 See In re Copper Mkt. Antitrust Litig., 200 F.R.D. 213 (S.D.N.Y. 2001), where the court held that the public relations firm was the functional equivalent of the corporation’s employee and, therefore, the attorney-client privilege was not waived when the corporation’s counsel shared communications with the public relations firm. In so holding, the court rejected the argument that third-party consultants came within the scope of the privilege only when acting as conduits or facilitators of attorney-client communications, the requirements of the original third-party waiver doctrine adopted in United States v. Kovel, 296 F.2d 918 (2nd Cir. 1961).
 In In re Grand Jury Subpoenas Dated March 24, 2003, 265 F. Supp. 2d 321 (S.D.N.Y. 2003), a target of a grand jury investigation hired a public relations firm to assist in influencing the outcome of the investigation. When subpoenaed by the government to produce documents and testify before the grand jury regarding communications with the target, the public relations firm asserted the attorney-client privilege on behalf of the target.
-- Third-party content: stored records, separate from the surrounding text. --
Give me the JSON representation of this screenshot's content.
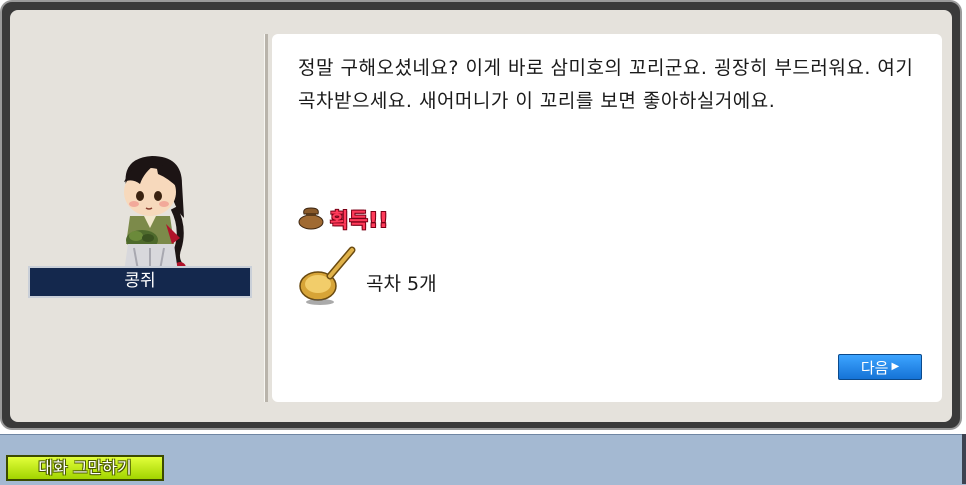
{
  "npc": {
    "name": "콩쥐",
    "portrait_icon": "kongjwi-npc-portrait"
  },
  "dialog": {
    "message": "정말 구해오셨네요? 이게 바로 삼미호의 꼬리군요. 굉장히 부드러워요. 여기 곡차받으세요. 새어머니가 이 꼬리를 보면 좋아하실거에요.",
    "acquire_label": "획득!!",
    "acquire_icon": "item-bag-icon",
    "reward": {
      "icon": "gold-ladle-icon",
      "label": "곡차 5개"
    },
    "next_button_label": "다음"
  },
  "footer": {
    "quit_button_label": "대화 그만하기"
  },
  "colors": {
    "name_plate_bg": "#14284d",
    "acquire_text": "#ff3b5a",
    "next_button": "#1f8af0",
    "quit_button": "#c7ef10",
    "bottom_bar": "#a4b9d2"
  }
}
The court upheld the privilege, recognizing the need for lawyers to be able to engage in frank discussion of facts and strategies with the lawyers’ public relations consultants.
United States v. Kovel, 296 F.2d 918 (2nd Cir. 1961). The Second Circuit held that the privilege could extend to communications between a client and a nonattorney third party if “the communication [is] made in confidence for the purpose of obtaining legal advice from the lawyer.” Id. at 922. In applying this rule, the court found that the privilege could reasonably extend to an accountant assisting a law firm in an investigation into an alleged federal income tax violation.”
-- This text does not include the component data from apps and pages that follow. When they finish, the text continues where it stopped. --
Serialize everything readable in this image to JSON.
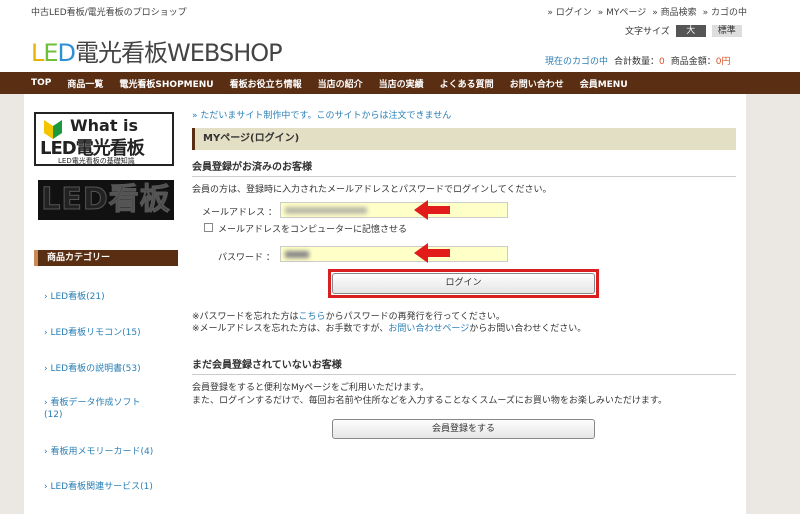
{
  "header": {
    "tagline": "中古LED看板/電光看板のプロショップ",
    "logo": {
      "l": "L",
      "e": "E",
      "d": "D",
      "rest": "電光看板WEBSHOP"
    },
    "toplinks": [
      "» ログイン",
      "» MYページ",
      "» 商品検索",
      "» カゴの中"
    ],
    "font_size_label": "文字サイズ",
    "font_large": "大",
    "font_standard": "標準",
    "cart_link": "現在のカゴの中",
    "total_qty_label": "合計数量：",
    "total_qty_value": "0",
    "total_price_label": "商品金額：",
    "total_price_value": "0円"
  },
  "nav": [
    "TOP",
    "商品一覧",
    "電光看板SHOPMENU",
    "看板お役立ち情報",
    "当店の紹介",
    "当店の実績",
    "よくある質問",
    "お問い合わせ",
    "会員MENU"
  ],
  "sidebar": {
    "banner1": {
      "what": "What is",
      "big": "LED電光看板",
      "sub": "LED電光看板の基礎知識"
    },
    "banner2": "LED看板",
    "category_title": "商品カテゴリー",
    "categories": [
      "LED看板(21)",
      "LED看板リモコン(15)",
      "LED看板の説明書(53)",
      "看板データ作成ソフト\n(12)",
      "看板用メモリーカード(4)",
      "LED看板関連サービス(1)"
    ]
  },
  "main": {
    "notice": "» ただいまサイト制作中です。このサイトからは注文できません",
    "page_title": "MYページ(ログイン)",
    "member_heading": "会員登録がお済みのお客様",
    "member_desc": "会員の方は、登録時に入力されたメールアドレスとパスワードでログインしてください。",
    "email_label": "メールアドレス ：",
    "remember_label": "メールアドレスをコンピューターに記憶させる",
    "password_label": "パスワード ：",
    "login_button": "ログイン",
    "forgot_pw_1": "※パスワードを忘れた方は",
    "forgot_pw_link": "こちら",
    "forgot_pw_2": "からパスワードの再発行を行ってください。",
    "forgot_mail_1": "※メールアドレスを忘れた方は、お手数ですが、",
    "forgot_mail_link": "お問い合わせページ",
    "forgot_mail_2": "からお問い合わせください。",
    "guest_heading": "まだ会員登録されていないお客様",
    "guest_desc_1": "会員登録をすると便利なMyページをご利用いただけます。",
    "guest_desc_2": "また、ログインするだけで、毎回お名前や住所などを入力することなくスムーズにお買い物をお楽しみいただけます。",
    "register_button": "会員登録をする"
  },
  "colors": {
    "nav_bg": "#5a2e13",
    "link": "#2a7fb5",
    "highlight": "#d91f1f",
    "input_bg": "#ffffc8"
  }
}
 200 F.R.D. 213 (S.D.N.Y. 2001).
 Id. at 219-20 (citing In re Bieter, 16 F.3d 929 (1994) (privilege would apply to communications between independent consultants hired by the client and the client’s lawyers if those consultants were the functional equivalents of employees)).
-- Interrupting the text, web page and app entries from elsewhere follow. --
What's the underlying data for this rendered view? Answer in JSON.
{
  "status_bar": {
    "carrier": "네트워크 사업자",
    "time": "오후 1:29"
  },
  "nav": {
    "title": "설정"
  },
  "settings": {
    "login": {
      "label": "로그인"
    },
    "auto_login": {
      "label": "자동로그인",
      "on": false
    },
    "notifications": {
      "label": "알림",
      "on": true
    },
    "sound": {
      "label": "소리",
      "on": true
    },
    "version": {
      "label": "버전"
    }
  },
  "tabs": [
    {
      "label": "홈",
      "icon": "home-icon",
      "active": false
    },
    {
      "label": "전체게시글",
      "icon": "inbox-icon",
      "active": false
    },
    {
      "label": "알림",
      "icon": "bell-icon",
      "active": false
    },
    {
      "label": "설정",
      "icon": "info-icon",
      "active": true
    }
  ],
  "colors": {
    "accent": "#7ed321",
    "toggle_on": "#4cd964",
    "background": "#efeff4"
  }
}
449 U.S. 383, 391 (1981) (Supreme Court rejected that only corporation's high-level "control group" could communicate with attorneys without the privilege being waived and held that lower-level employees could be used as agents of the corporation when they had relevant information needed by corporate counsel to advise client).
 265 F. Supp. 2d 321 (S.D.N.Y. 2003).
 United States v. Kovel, 296 F.2d 918 (2nd Cir. 1961).
 No. 3:16-cv-017756, 29019 U.S. Dist. LEXIS 168088 (D. Or. Sep. 27, 2019).
 Id. at *14-15 (“The Eighth Circuit . . . applied Upjohn to cover communications between corporate counsel and outside consultants” when the outside consultant “was in all relevant respects the functional equivalent of an employee.”) (citations omitted).
 Id. at *17-18, distinguishing Universal Standard Inc. v. Target, 331 F.R.D. 80 (S.D.N.Y. May 6, 2019).
 2018 U.S. Dist. LEXIS 204438 (N.D. Cal. Nov. 30, 2018).
 Id. at *5.
 265 F. Supp. 2d 321 (S.D.N.Y. 2003).
 Id. at *17.
 Id. at *17-18.
 329 F.R.D 628 (N.D. Cal. 2019)
 9 Cal. App. 5th 833, 215 Cal. Rptr. 3d 475 (App. 2d Dist. 2017) (court held Behunin had not proven the communications were reasonably necessary for counsel’s representation and determined the privilege had been waived).
 329 F.R.D. at *634.
 16 F.3d 929 (8th Circ. 1994).
 Id. at *635-36.
 331 F.R.D. 80 (S.D.N.Y. 2019).
 Id. at 90 (citations omitted).
 Id. at *91-92.
 No. 15-4890-KHV, 2019 U.S. DIST Lexis 71601 (D. Kan. Apr. 29, 2019).
 Id. at *3-4.
 Id. at *5-6.